### What this task involves
In the entries below, tally the lines that contain the string "hours", then state that number alone.

Collected data entries

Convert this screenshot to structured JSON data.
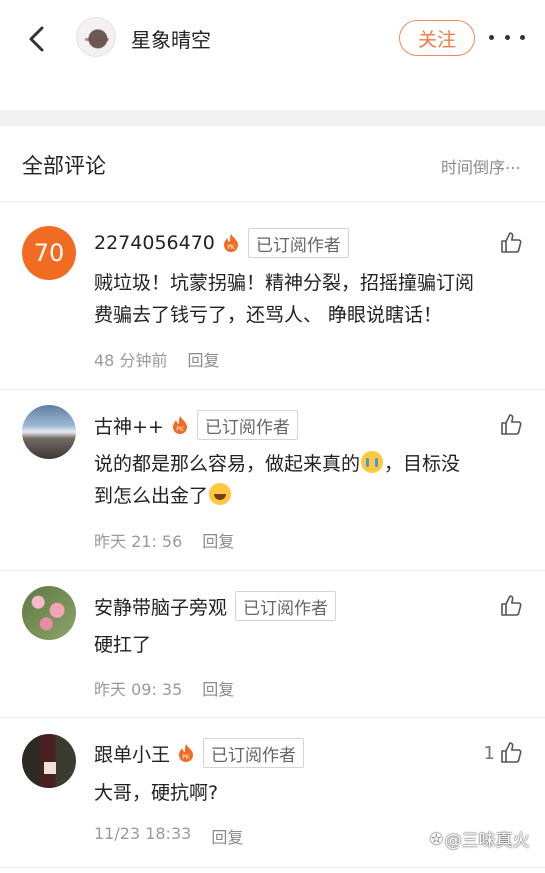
{
  "header": {
    "user_name": "星象晴空",
    "follow_label": "关注"
  },
  "section": {
    "title": "全部评论",
    "sort_label": "时间倒序⋯"
  },
  "comments": [
    {
      "avatar_text": "70",
      "name": "2274056470",
      "badge": "已订阅作者",
      "text_1": "贼垃圾！坑蒙拐骗！精神分裂，招摇撞骗订阅",
      "text_2": "费骗去了钱亏了，还骂人、 睁眼说瞎话！",
      "time": "48 分钟前",
      "reply": "回复",
      "likes": ""
    },
    {
      "name": "古神++",
      "badge": "已订阅作者",
      "text_1a": "说的都是那么容易，做起来真的",
      "text_1b": "，目标没",
      "text_2": "到怎么出金了",
      "time": "昨天 21: 56",
      "reply": "回复",
      "likes": ""
    },
    {
      "name": "安静带脑子旁观",
      "badge": "已订阅作者",
      "text_1": "硬扛了",
      "time": "昨天 09: 35",
      "reply": "回复",
      "likes": ""
    },
    {
      "name": "跟单小王",
      "badge": "已订阅作者",
      "text_1": "大哥，硬抗啊?",
      "time": "11/23 18:33",
      "reply": "回复",
      "likes": "1"
    }
  ],
  "watermark": "@三味真火",
  "colors": {
    "accent": "#f07a45",
    "avatar_orange": "#f26b22"
  }
}
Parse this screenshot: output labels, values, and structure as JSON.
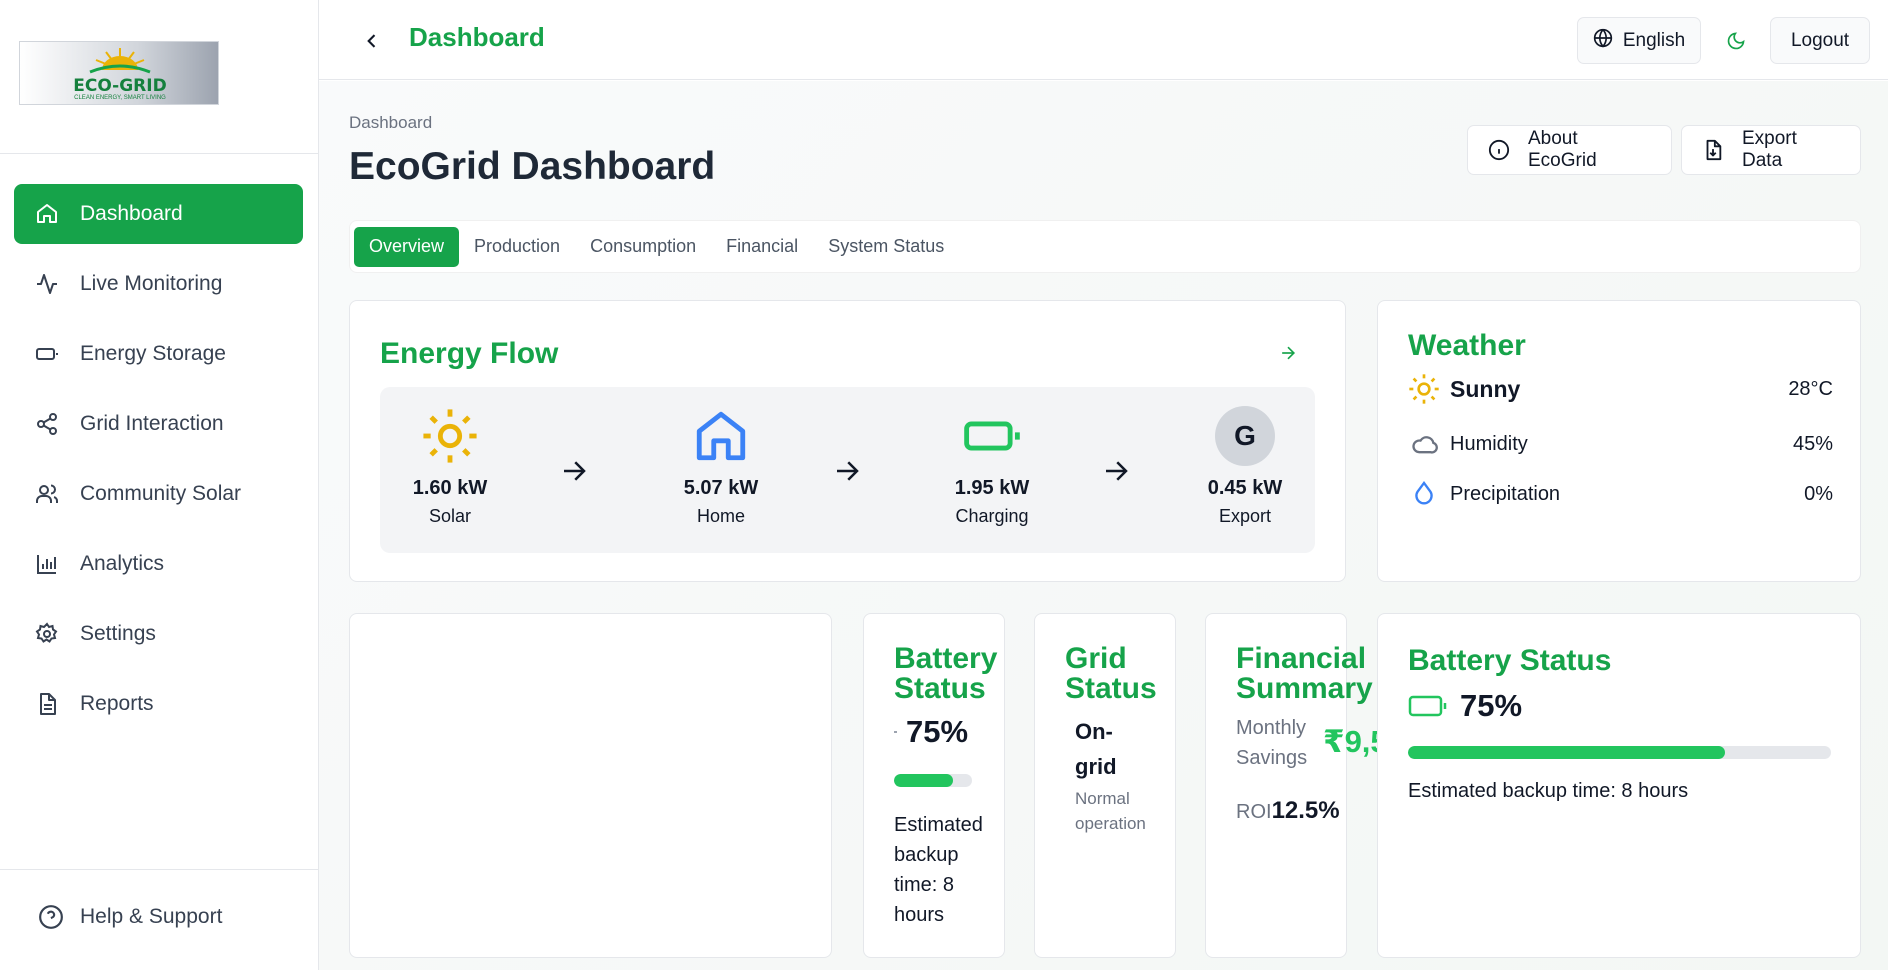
{
  "sidebar": {
    "logo": {
      "name": "ECO-GRID",
      "tagline": "CLEAN ENERGY, SMART LIVING"
    },
    "items": [
      {
        "label": "Dashboard",
        "icon": "home-icon",
        "active": true
      },
      {
        "label": "Live Monitoring",
        "icon": "activity-icon"
      },
      {
        "label": "Energy Storage",
        "icon": "battery-icon"
      },
      {
        "label": "Grid Interaction",
        "icon": "share-icon"
      },
      {
        "label": "Community Solar",
        "icon": "users-icon"
      },
      {
        "label": "Analytics",
        "icon": "bar-chart-icon"
      },
      {
        "label": "Settings",
        "icon": "gear-icon"
      },
      {
        "label": "Reports",
        "icon": "file-icon"
      }
    ],
    "help_label": "Help & Support"
  },
  "topbar": {
    "title": "Dashboard",
    "language": "English",
    "logout": "Logout"
  },
  "header": {
    "breadcrumb": "Dashboard",
    "title": "EcoGrid Dashboard",
    "about_label": "About EcoGrid",
    "export_label": "Export Data"
  },
  "tabs": [
    {
      "label": "Overview",
      "active": true
    },
    {
      "label": "Production"
    },
    {
      "label": "Consumption"
    },
    {
      "label": "Financial"
    },
    {
      "label": "System Status"
    }
  ],
  "energy_flow": {
    "title": "Energy Flow",
    "nodes": [
      {
        "value": "1.60 kW",
        "label": "Solar",
        "icon": "sun-icon"
      },
      {
        "value": "5.07 kW",
        "label": "Home",
        "icon": "home-icon"
      },
      {
        "value": "1.95 kW",
        "label": "Charging",
        "icon": "battery-icon"
      },
      {
        "value": "0.45 kW",
        "label": "Export",
        "icon": "grid-badge",
        "badge": "G"
      }
    ]
  },
  "weather": {
    "title": "Weather",
    "condition": "Sunny",
    "temperature": "28°C",
    "humidity_label": "Humidity",
    "humidity": "45%",
    "precipitation_label": "Precipitation",
    "precipitation": "0%"
  },
  "battery_small": {
    "title_1": "Battery",
    "title_2": "Status",
    "percent": "75%",
    "level": 0.75,
    "backup_lines": [
      "Estimated",
      "backup",
      "time: 8",
      "hours"
    ]
  },
  "grid_small": {
    "title_1": "Grid",
    "title_2": "Status",
    "status_1": "On-",
    "status_2": "grid",
    "note_1": "Normal",
    "note_2": "operation"
  },
  "financial_small": {
    "title_1": "Financial",
    "title_2": "Summary",
    "savings_label_1": "Monthly",
    "savings_label_2": "Savings",
    "savings_value": "₹9,5",
    "roi_label": "ROI",
    "roi_value": "12.5%"
  },
  "battery_big": {
    "title": "Battery Status",
    "percent": "75%",
    "level": 0.75,
    "backup": "Estimated backup time: 8 hours"
  },
  "colors": {
    "accent": "#16a34a",
    "bar_fill": "#22c55e",
    "sun": "#eab308",
    "home": "#3b82f6"
  }
}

### Answer section
2